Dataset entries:
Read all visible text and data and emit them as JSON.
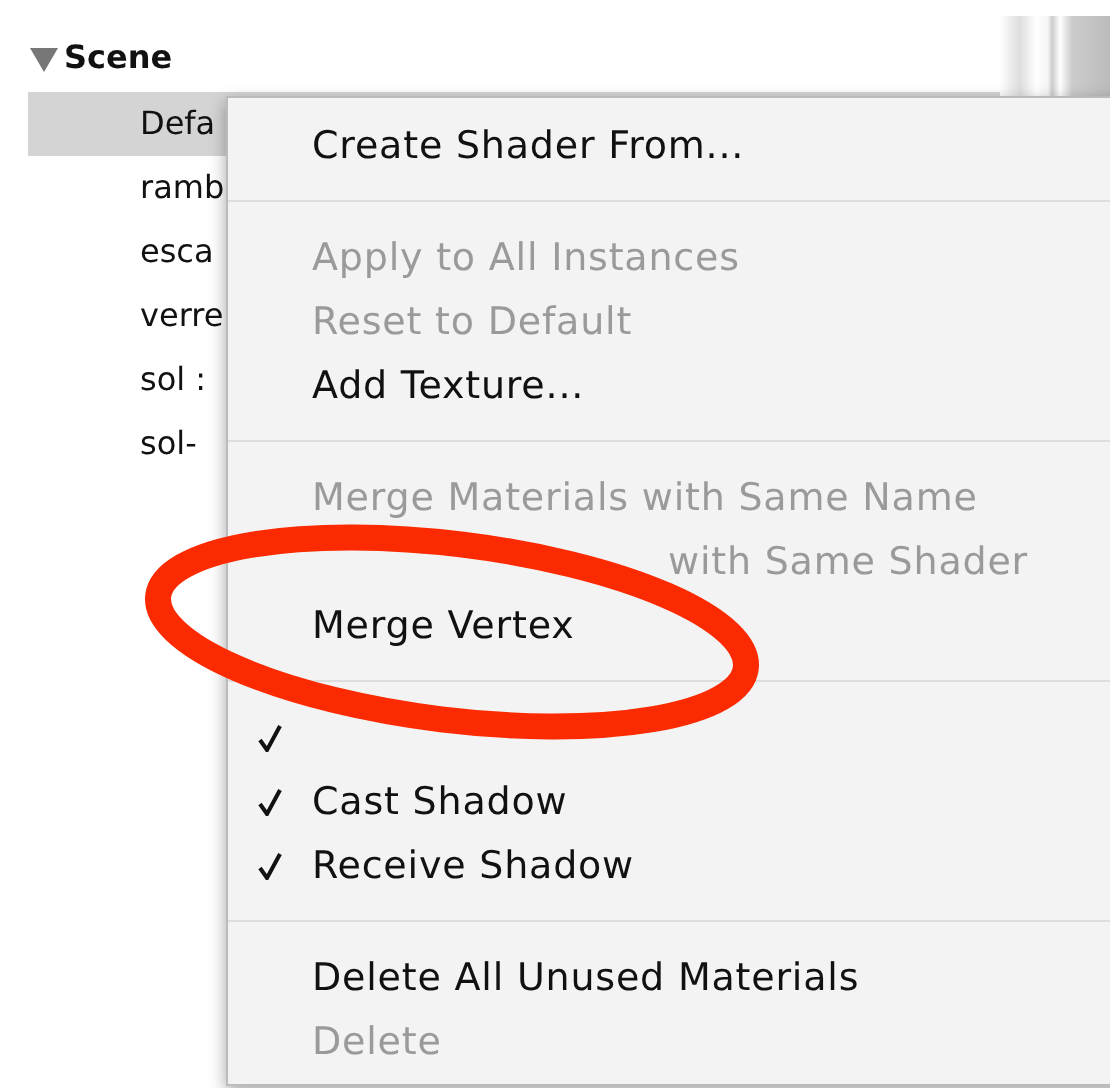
{
  "outline": {
    "root": {
      "label": "Scene",
      "expanded": true,
      "children": [
        {
          "label": "Defa",
          "selected": true
        },
        {
          "label": "ramb",
          "selected": false
        },
        {
          "label": "esca",
          "selected": false
        },
        {
          "label": "verre",
          "selected": false
        },
        {
          "label": "sol :",
          "selected": false
        },
        {
          "label": "sol-",
          "selected": false
        }
      ]
    }
  },
  "context_menu": {
    "items": [
      {
        "kind": "item",
        "label": "Create Shader From...",
        "disabled": false,
        "checked": false
      },
      {
        "kind": "separator"
      },
      {
        "kind": "item",
        "label": "Apply to All Instances",
        "disabled": true,
        "checked": false
      },
      {
        "kind": "item",
        "label": "Reset to Default",
        "disabled": true,
        "checked": false
      },
      {
        "kind": "item",
        "label": "Add Texture...",
        "disabled": false,
        "checked": false
      },
      {
        "kind": "separator"
      },
      {
        "kind": "item",
        "label": "Merge Materials with Same Name",
        "disabled": true,
        "checked": false
      },
      {
        "kind": "partly_hidden",
        "label": "with Same Shader",
        "disabled": true,
        "checked": false
      },
      {
        "kind": "item",
        "label": "Merge Vertex",
        "disabled": false,
        "checked": false
      },
      {
        "kind": "separator"
      },
      {
        "kind": "hidden",
        "checked": true
      },
      {
        "kind": "item",
        "label": "Cast Shadow",
        "disabled": false,
        "checked": true
      },
      {
        "kind": "item",
        "label": "Receive Shadow",
        "disabled": false,
        "checked": true
      },
      {
        "kind": "separator"
      },
      {
        "kind": "item",
        "label": "Delete All Unused Materials",
        "disabled": false,
        "checked": false
      },
      {
        "kind": "item",
        "label": "Delete",
        "disabled": true,
        "checked": false
      }
    ]
  }
}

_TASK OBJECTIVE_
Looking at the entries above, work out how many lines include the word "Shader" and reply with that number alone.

_RESPONSE AREA_
2